Control of size, shape, and function in epithelial tubes
Our research addresses developmental, cellular, molecular, and functional aspects of epithelial biology. In particular, we have focused on understanding how the dimensions and shapes of epithelial tubes are controlled. The correct size and shape of tubular epithelia is critical for the function of vital organs, such as our lungs, kidneys, and blood vessels. While tubule size is precisely controlled during normal organ development, one hallmark of diseases, such as Polycystic Kidney Disease, is the loss of the capacity of epithelial cells to regulate tubular dimensions. Despite this medical significance, it is not understood how epithelial cells measure, adjust, and maintain defined tubular dimensions. To address these basic questions, we use primarily the Drosophila tracheal (respiratory) system, a network of gas-filled tubes, as an accessible and comparatively simple model.
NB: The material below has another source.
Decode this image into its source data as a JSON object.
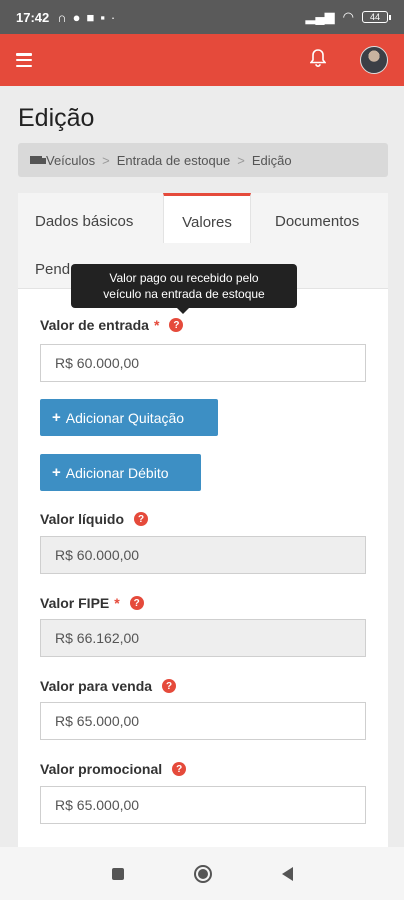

We apply a combination of molecular, genetic, cell biological, and quantitative imaging approaches to analyze cellular behavior during tube morphogenesis at the single-cell level.